(Collected data)
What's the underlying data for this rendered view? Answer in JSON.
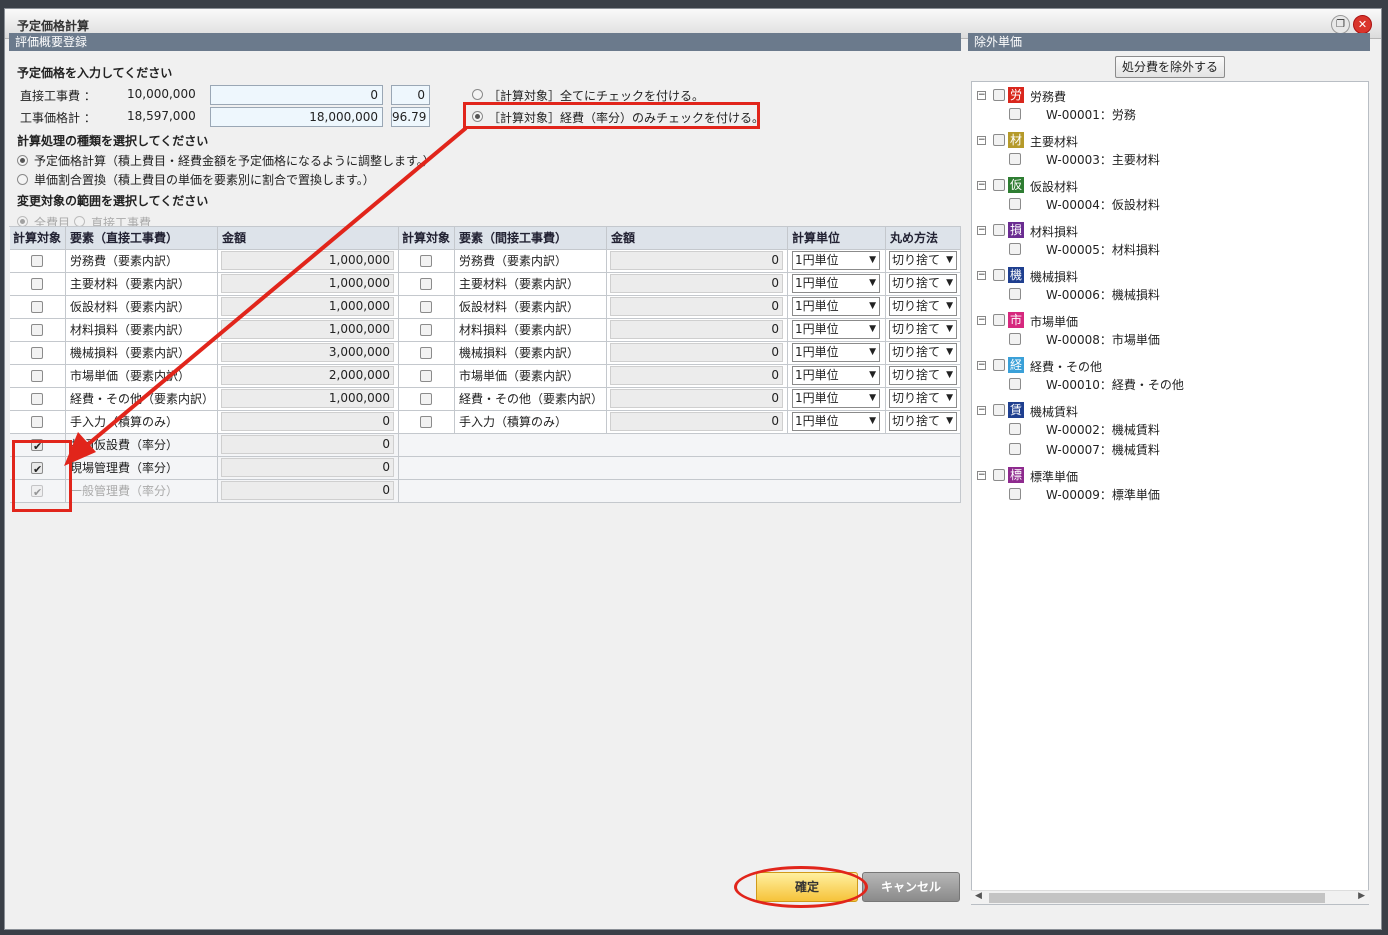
{
  "window": {
    "title": "予定価格計算"
  },
  "left_panel": {
    "header": "評価概要登録",
    "price_section": {
      "label": "予定価格を入力してください",
      "direct_label": "直接工事費 ：",
      "direct_value": "10,000,000",
      "direct_input": "0",
      "direct_ratio": "0",
      "total_label": "工事価格計 ：",
      "total_value": "18,597,000",
      "total_input": "18,000,000",
      "total_ratio": "96.79",
      "option_all": "［計算対象］全てにチェックを付ける。",
      "option_expense": "［計算対象］経費（率分）のみチェックを付ける。"
    },
    "method_section": {
      "label": "計算処理の種類を選択してください",
      "option1": "予定価格計算（積上費目・経費金額を予定価格になるように調整します。）",
      "option2": "単価割合置換（積上費目の単価を要素別に割合で置換します。）"
    },
    "scope_section": {
      "label": "変更対象の範囲を選択してください",
      "option_all": "全費目",
      "option_direct": "直接工事費"
    },
    "table": {
      "headers": [
        "計算対象",
        "要素（直接工事費）",
        "金額",
        "計算対象",
        "要素（間接工事費）",
        "金額",
        "計算単位",
        "丸め方法"
      ],
      "rows": [
        {
          "direct_checked": false,
          "direct_name": "労務費（要素内訳）",
          "direct_amount": "1,000,000",
          "indirect_checked": false,
          "indirect_name": "労務費（要素内訳）",
          "indirect_amount": "0",
          "unit": "1円単位",
          "rounding": "切り捨て"
        },
        {
          "direct_checked": false,
          "direct_name": "主要材料（要素内訳）",
          "direct_amount": "1,000,000",
          "indirect_checked": false,
          "indirect_name": "主要材料（要素内訳）",
          "indirect_amount": "0",
          "unit": "1円単位",
          "rounding": "切り捨て"
        },
        {
          "direct_checked": false,
          "direct_name": "仮設材料（要素内訳）",
          "direct_amount": "1,000,000",
          "indirect_checked": false,
          "indirect_name": "仮設材料（要素内訳）",
          "indirect_amount": "0",
          "unit": "1円単位",
          "rounding": "切り捨て"
        },
        {
          "direct_checked": false,
          "direct_name": "材料損料（要素内訳）",
          "direct_amount": "1,000,000",
          "indirect_checked": false,
          "indirect_name": "材料損料（要素内訳）",
          "indirect_amount": "0",
          "unit": "1円単位",
          "rounding": "切り捨て"
        },
        {
          "direct_checked": false,
          "direct_name": "機械損料（要素内訳）",
          "direct_amount": "3,000,000",
          "indirect_checked": false,
          "indirect_name": "機械損料（要素内訳）",
          "indirect_amount": "0",
          "unit": "1円単位",
          "rounding": "切り捨て"
        },
        {
          "direct_checked": false,
          "direct_name": "市場単価（要素内訳）",
          "direct_amount": "2,000,000",
          "indirect_checked": false,
          "indirect_name": "市場単価（要素内訳）",
          "indirect_amount": "0",
          "unit": "1円単位",
          "rounding": "切り捨て"
        },
        {
          "direct_checked": false,
          "direct_name": "経費・その他（要素内訳）",
          "direct_amount": "1,000,000",
          "indirect_checked": false,
          "indirect_name": "経費・その他（要素内訳）",
          "indirect_amount": "0",
          "unit": "1円単位",
          "rounding": "切り捨て"
        },
        {
          "direct_checked": false,
          "direct_name": "手入力（積算のみ）",
          "direct_amount": "0",
          "indirect_checked": false,
          "indirect_name": "手入力（積算のみ）",
          "indirect_amount": "0",
          "unit": "1円単位",
          "rounding": "切り捨て"
        }
      ],
      "extra_rows": [
        {
          "checked": true,
          "disabled": false,
          "name": "共通仮設費（率分）",
          "amount": "0"
        },
        {
          "checked": true,
          "disabled": false,
          "name": "現場管理費（率分）",
          "amount": "0"
        },
        {
          "checked": true,
          "disabled": true,
          "name": "一般管理費（率分）",
          "amount": "0"
        }
      ]
    }
  },
  "right_panel": {
    "header": "除外単価",
    "exclude_button": "処分費を除外する",
    "tree": [
      {
        "icon": "労",
        "color": "#d9261c",
        "label": "労務費",
        "children": [
          "W-00001：労務"
        ]
      },
      {
        "icon": "材",
        "color": "#b59a2a",
        "label": "主要材料",
        "children": [
          "W-00003：主要材料"
        ]
      },
      {
        "icon": "仮",
        "color": "#2e7d32",
        "label": "仮設材料",
        "children": [
          "W-00004：仮設材料"
        ]
      },
      {
        "icon": "損",
        "color": "#6a2c91",
        "label": "材料損料",
        "children": [
          "W-00005：材料損料"
        ]
      },
      {
        "icon": "機",
        "color": "#1f3f8f",
        "label": "機械損料",
        "children": [
          "W-00006：機械損料"
        ]
      },
      {
        "icon": "市",
        "color": "#d6287e",
        "label": "市場単価",
        "children": [
          "W-00008：市場単価"
        ]
      },
      {
        "icon": "経",
        "color": "#3aa0d8",
        "label": "経費・その他",
        "children": [
          "W-00010：経費・その他"
        ]
      },
      {
        "icon": "賃",
        "color": "#1f3f8f",
        "label": "機械賃料",
        "children": [
          "W-00002：機械賃料",
          "W-00007：機械賃料"
        ]
      },
      {
        "icon": "標",
        "color": "#8e2a8e",
        "label": "標準単価",
        "children": [
          "W-00009：標準単価"
        ]
      }
    ]
  },
  "footer": {
    "ok": "確定",
    "cancel": "キャンセル"
  },
  "colors": {
    "annotation": "#e1251b",
    "header": "#6b7a8c",
    "ok_button": "#f6c33a"
  }
}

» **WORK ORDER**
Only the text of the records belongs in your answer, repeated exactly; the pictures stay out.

» **TASK SOLUTION**
What's the underlying data for this rendered view? Answer in JSON.
{
  "window": {
    "title": "予定価格計算"
  },
  "left_panel": {
    "header": "評価概要登録",
    "price_section": {
      "label": "予定価格を入力してください",
      "direct_label": "直接工事費 ：",
      "direct_value": "10,000,000",
      "direct_input": "0",
      "direct_ratio": "0",
      "total_label": "工事価格計 ：",
      "total_value": "18,597,000",
      "total_input": "18,000,000",
      "total_ratio": "96.79",
      "option_all": "［計算対象］全てにチェックを付ける。",
      "option_expense": "［計算対象］経費（率分）のみチェックを付ける。"
    },
    "method_section": {
      "label": "計算処理の種類を選択してください",
      "option1": "予定価格計算（積上費目・経費金額を予定価格になるように調整します。）",
      "option2": "単価割合置換（積上費目の単価を要素別に割合で置換します。）"
    },
    "scope_section": {
      "label": "変更対象の範囲を選択してください",
      "option_all": "全費目",
      "option_direct": "直接工事費"
    },
    "table": {
      "headers": [
        "計算対象",
        "要素（直接工事費）",
        "金額",
        "計算対象",
        "要素（間接工事費）",
        "金額",
        "計算単位",
        "丸め方法"
      ],
      "rows": [
        {
          "direct_checked": false,
          "direct_name": "労務費（要素内訳）",
          "direct_amount": "1,000,000",
          "indirect_checked": false,
          "indirect_name": "労務費（要素内訳）",
          "indirect_amount": "0",
          "unit": "1円単位",
          "rounding": "切り捨て"
        },
        {
          "direct_checked": false,
          "direct_name": "主要材料（要素内訳）",
          "direct_amount": "1,000,000",
          "indirect_checked": false,
          "indirect_name": "主要材料（要素内訳）",
          "indirect_amount": "0",
          "unit": "1円単位",
          "rounding": "切り捨て"
        },
        {
          "direct_checked": false,
          "direct_name": "仮設材料（要素内訳）",
          "direct_amount": "1,000,000",
          "indirect_checked": false,
          "indirect_name": "仮設材料（要素内訳）",
          "indirect_amount": "0",
          "unit": "1円単位",
          "rounding": "切り捨て"
        },
        {
          "direct_checked": false,
          "direct_name": "材料損料（要素内訳）",
          "direct_amount": "1,000,000",
          "indirect_checked": false,
          "indirect_name": "材料損料（要素内訳）",
          "indirect_amount": "0",
          "unit": "1円単位",
          "rounding": "切り捨て"
        },
        {
          "direct_checked": false,
          "direct_name": "機械損料（要素内訳）",
          "direct_amount": "3,000,000",
          "indirect_checked": false,
          "indirect_name": "機械損料（要素内訳）",
          "indirect_amount": "0",
          "unit": "1円単位",
          "rounding": "切り捨て"
        },
        {
          "direct_checked": false,
          "direct_name": "市場単価（要素内訳）",
          "direct_amount": "2,000,000",
          "indirect_checked": false,
          "indirect_name": "市場単価（要素内訳）",
          "indirect_amount": "0",
          "unit": "1円単位",
          "rounding": "切り捨て"
        },
        {
          "direct_checked": false,
          "direct_name": "経費・その他（要素内訳）",
          "direct_amount": "1,000,000",
          "indirect_checked": false,
          "indirect_name": "経費・その他（要素内訳）",
          "indirect_amount": "0",
          "unit": "1円単位",
          "rounding": "切り捨て"
        },
        {
          "direct_checked": false,
          "direct_name": "手入力（積算のみ）",
          "direct_amount": "0",
          "indirect_checked": false,
          "indirect_name": "手入力（積算のみ）",
          "indirect_amount": "0",
          "unit": "1円単位",
          "rounding": "切り捨て"
        }
      ],
      "extra_rows": [
        {
          "checked": true,
          "disabled": false,
          "name": "共通仮設費（率分）",
          "amount": "0"
        },
        {
          "checked": true,
          "disabled": false,
          "name": "現場管理費（率分）",
          "amount": "0"
        },
        {
          "checked": true,
          "disabled": true,
          "name": "一般管理費（率分）",
          "amount": "0"
        }
      ]
    }
  },
  "right_panel": {
    "header": "除外単価",
    "exclude_button": "処分費を除外する",
    "tree": [
      {
        "icon": "労",
        "color": "#d9261c",
        "label": "労務費",
        "children": [
          "W-00001：労務"
        ]
      },
      {
        "icon": "材",
        "color": "#b59a2a",
        "label": "主要材料",
        "children": [
          "W-00003：主要材料"
        ]
      },
      {
        "icon": "仮",
        "color": "#2e7d32",
        "label": "仮設材料",
        "children": [
          "W-00004：仮設材料"
        ]
      },
      {
        "icon": "損",
        "color": "#6a2c91",
        "label": "材料損料",
        "children": [
          "W-00005：材料損料"
        ]
      },
      {
        "icon": "機",
        "color": "#1f3f8f",
        "label": "機械損料",
        "children": [
          "W-00006：機械損料"
        ]
      },
      {
        "icon": "市",
        "color": "#d6287e",
        "label": "市場単価",
        "children": [
          "W-00008：市場単価"
        ]
      },
      {
        "icon": "経",
        "color": "#3aa0d8",
        "label": "経費・その他",
        "children": [
          "W-00010：経費・その他"
        ]
      },
      {
        "icon": "賃",
        "color": "#1f3f8f",
        "label": "機械賃料",
        "children": [
          "W-00002：機械賃料",
          "W-00007：機械賃料"
        ]
      },
      {
        "icon": "標",
        "color": "#8e2a8e",
        "label": "標準単価",
        "children": [
          "W-00009：標準単価"
        ]
      }
    ]
  },
  "footer": {
    "ok": "確定",
    "cancel": "キャンセル"
  },
  "colors": {
    "annotation": "#e1251b",
    "header": "#6b7a8c",
    "ok_button": "#f6c33a"
  }
}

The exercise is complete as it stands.